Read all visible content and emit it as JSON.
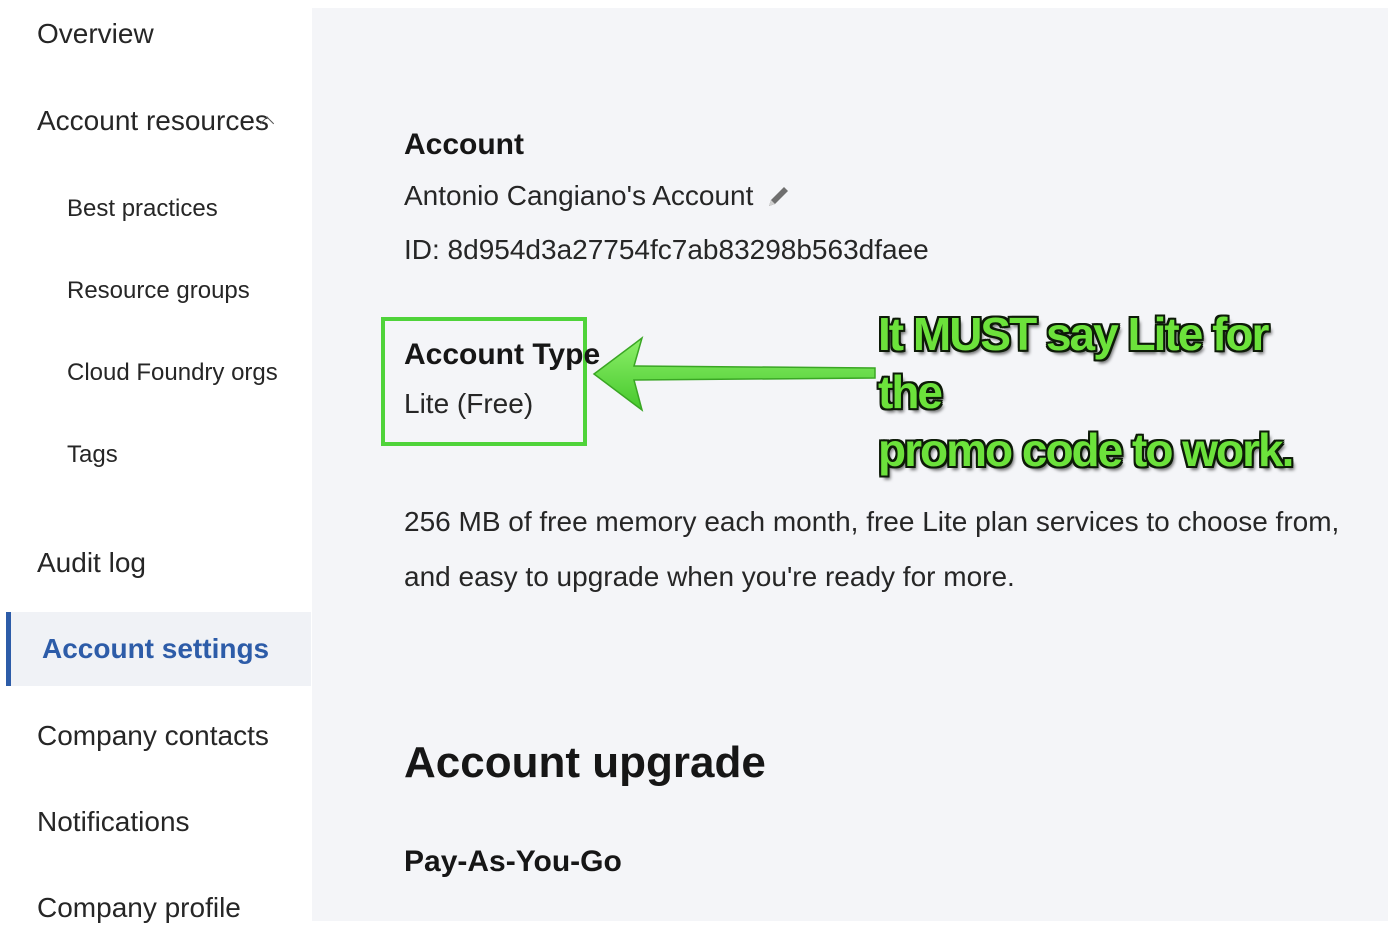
{
  "sidebar": {
    "items": [
      {
        "label": "Overview"
      },
      {
        "label": "Account resources"
      },
      {
        "label": "Best practices"
      },
      {
        "label": "Resource groups"
      },
      {
        "label": "Cloud Foundry orgs"
      },
      {
        "label": "Tags"
      },
      {
        "label": "Audit log"
      },
      {
        "label": "Account settings"
      },
      {
        "label": "Company contacts"
      },
      {
        "label": "Notifications"
      },
      {
        "label": "Company profile"
      }
    ],
    "active_item": "Account settings"
  },
  "account": {
    "label": "Account",
    "name": "Antonio Cangiano's Account",
    "id": "ID: 8d954d3a27754fc7ab83298b563dfaee",
    "edit_icon": "pencil-icon"
  },
  "account_type": {
    "label": "Account Type",
    "value": "Lite (Free)"
  },
  "annotation": {
    "line1": "It MUST say Lite for the",
    "line2": "promo code to work.",
    "color": "#4fd33a"
  },
  "description": "256 MB of free memory each month, free Lite plan services to choose from, and easy to upgrade when you're ready for more.",
  "upgrade": {
    "title": "Account upgrade",
    "plan": "Pay-As-You-Go"
  },
  "colors": {
    "accent": "#2d5ca8",
    "main_bg": "#f4f5f8",
    "highlight": "#4fd33a"
  }
}
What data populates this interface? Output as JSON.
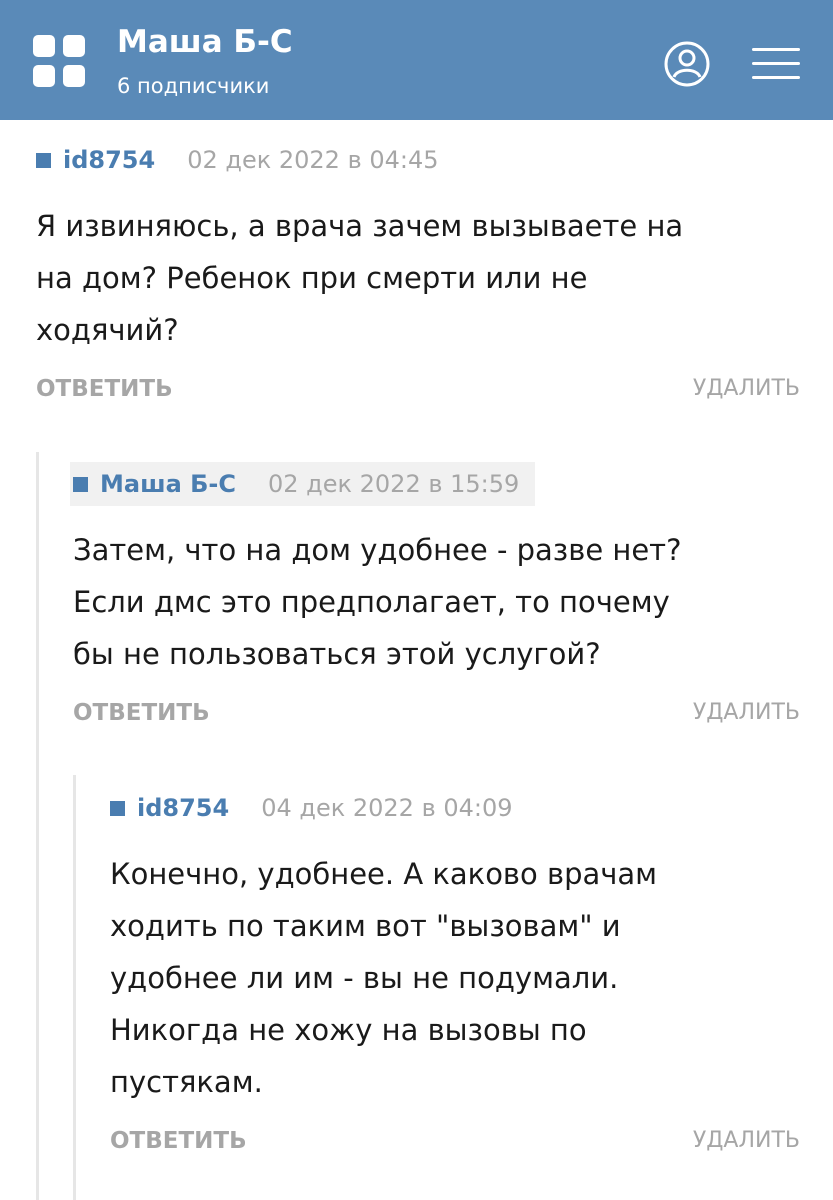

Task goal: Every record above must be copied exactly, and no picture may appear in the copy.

Completed exercise:
Read all visible content and emit it as JSON.
{
  "sidebar": {
    "items": [
      {
        "label": "Overview"
      },
      {
        "label": "Account resources"
      },
      {
        "label": "Best practices"
      },
      {
        "label": "Resource groups"
      },
      {
        "label": "Cloud Foundry orgs"
      },
      {
        "label": "Tags"
      },
      {
        "label": "Audit log"
      },
      {
        "label": "Account settings"
      },
      {
        "label": "Company contacts"
      },
      {
        "label": "Notifications"
      },
      {
        "label": "Company profile"
      }
    ],
    "active_item": "Account settings"
  },
  "account": {
    "label": "Account",
    "name": "Antonio Cangiano's Account",
    "id": "ID: 8d954d3a27754fc7ab83298b563dfaee",
    "edit_icon": "pencil-icon"
  },
  "account_type": {
    "label": "Account Type",
    "value": "Lite (Free)"
  },
  "annotation": {
    "line1": "It MUST say Lite for the",
    "line2": "promo code to work.",
    "color": "#4fd33a"
  },
  "description": "256 MB of free memory each month, free Lite plan services to choose from, and easy to upgrade when you're ready for more.",
  "upgrade": {
    "title": "Account upgrade",
    "plan": "Pay-As-You-Go"
  },
  "colors": {
    "accent": "#2d5ca8",
    "main_bg": "#f4f5f8",
    "highlight": "#4fd33a"
  }
}
What data populates this interface? Output as JSON.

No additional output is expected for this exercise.